Although immunotherapy has increased in use and popularity as a form of cancer treatment, immunotherapy isn’t effective in treating all cancers or all people who have cancer.
The efficacy of immunotherapy is partly determined by a person’s own proteins. One of the problems faced by oncologists, though, is not only that all people have different sets of proteins, but also that each person’s proteins are often in flux.

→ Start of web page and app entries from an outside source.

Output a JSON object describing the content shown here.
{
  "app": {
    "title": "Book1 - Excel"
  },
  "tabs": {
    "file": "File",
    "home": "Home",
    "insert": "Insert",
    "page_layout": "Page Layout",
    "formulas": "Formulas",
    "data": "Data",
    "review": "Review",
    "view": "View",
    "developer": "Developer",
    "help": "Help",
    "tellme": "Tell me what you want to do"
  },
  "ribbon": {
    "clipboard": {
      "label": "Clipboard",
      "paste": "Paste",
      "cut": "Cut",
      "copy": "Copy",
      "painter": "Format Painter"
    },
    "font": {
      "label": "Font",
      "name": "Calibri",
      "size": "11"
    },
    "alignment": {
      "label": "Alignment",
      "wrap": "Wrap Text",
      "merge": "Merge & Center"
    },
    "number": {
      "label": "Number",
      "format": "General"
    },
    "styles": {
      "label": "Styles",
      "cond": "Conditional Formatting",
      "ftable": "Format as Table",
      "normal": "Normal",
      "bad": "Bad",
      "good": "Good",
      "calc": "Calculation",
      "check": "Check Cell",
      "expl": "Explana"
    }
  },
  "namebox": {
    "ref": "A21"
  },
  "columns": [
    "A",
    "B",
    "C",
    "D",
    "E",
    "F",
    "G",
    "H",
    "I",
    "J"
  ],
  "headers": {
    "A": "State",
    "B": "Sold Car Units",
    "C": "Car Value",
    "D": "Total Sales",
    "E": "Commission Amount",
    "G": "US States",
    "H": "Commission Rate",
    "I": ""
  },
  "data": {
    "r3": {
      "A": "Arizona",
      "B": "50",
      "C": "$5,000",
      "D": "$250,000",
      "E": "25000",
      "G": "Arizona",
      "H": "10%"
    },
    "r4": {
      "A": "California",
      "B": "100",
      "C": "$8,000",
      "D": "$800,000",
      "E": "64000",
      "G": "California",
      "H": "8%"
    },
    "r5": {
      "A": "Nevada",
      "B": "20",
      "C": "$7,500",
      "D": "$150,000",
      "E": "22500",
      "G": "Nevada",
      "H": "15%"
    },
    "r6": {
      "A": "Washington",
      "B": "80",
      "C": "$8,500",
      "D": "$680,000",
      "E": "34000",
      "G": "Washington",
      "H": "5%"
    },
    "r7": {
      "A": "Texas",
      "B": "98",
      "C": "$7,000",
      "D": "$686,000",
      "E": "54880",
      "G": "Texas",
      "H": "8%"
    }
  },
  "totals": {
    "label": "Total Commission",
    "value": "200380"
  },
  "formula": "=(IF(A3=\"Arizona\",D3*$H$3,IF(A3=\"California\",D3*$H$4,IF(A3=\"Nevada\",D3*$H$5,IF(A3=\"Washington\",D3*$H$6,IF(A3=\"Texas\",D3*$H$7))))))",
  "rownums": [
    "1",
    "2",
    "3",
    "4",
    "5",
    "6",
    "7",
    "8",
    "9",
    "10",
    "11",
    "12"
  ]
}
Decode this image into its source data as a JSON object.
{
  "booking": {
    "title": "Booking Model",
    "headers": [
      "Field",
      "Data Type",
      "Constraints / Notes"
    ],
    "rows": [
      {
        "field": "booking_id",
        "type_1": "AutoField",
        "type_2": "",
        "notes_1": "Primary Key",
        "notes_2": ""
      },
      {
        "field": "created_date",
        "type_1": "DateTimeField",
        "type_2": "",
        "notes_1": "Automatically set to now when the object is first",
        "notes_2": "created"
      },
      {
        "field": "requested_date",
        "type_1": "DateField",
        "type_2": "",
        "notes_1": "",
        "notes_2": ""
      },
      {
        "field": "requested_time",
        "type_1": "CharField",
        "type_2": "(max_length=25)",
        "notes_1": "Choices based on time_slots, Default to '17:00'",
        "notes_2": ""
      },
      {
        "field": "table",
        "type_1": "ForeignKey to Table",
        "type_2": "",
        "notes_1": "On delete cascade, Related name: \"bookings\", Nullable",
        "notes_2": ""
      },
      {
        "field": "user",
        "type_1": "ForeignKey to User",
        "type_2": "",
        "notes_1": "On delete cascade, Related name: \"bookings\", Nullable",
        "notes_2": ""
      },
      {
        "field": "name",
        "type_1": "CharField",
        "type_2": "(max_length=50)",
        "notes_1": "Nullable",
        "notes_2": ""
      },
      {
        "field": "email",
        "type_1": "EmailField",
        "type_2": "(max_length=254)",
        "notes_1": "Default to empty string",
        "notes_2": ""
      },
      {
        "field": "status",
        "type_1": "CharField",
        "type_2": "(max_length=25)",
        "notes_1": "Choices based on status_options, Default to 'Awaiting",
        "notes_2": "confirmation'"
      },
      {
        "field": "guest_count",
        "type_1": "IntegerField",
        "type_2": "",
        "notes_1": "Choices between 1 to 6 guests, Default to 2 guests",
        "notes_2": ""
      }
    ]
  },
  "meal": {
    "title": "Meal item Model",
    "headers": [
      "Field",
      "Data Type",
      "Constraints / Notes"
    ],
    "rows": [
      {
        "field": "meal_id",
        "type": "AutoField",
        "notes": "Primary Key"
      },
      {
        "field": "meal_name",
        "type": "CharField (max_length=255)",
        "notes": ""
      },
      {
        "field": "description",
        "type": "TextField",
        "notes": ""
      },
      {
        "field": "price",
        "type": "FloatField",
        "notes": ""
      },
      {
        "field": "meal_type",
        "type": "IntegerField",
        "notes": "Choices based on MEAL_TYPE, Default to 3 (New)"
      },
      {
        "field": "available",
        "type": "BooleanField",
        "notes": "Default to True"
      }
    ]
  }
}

Vamsidhar Velcheti, MD, the director of thoracic oncology at NYU Langone’s Perlmutter Cancer Center, spoke with SurvivorNet about why this is the case. “Oncologists still don’t have great tools to identify patients that will have long-term responses,” says Dr. Velcheti. Even though the search for answers continues, Dr. Velcheti is hopeful. “We’re constantly learning more about the biology of cancer, and we’re able to incorporate those biomarkers into practice.”
Watch more on SurvivorNet.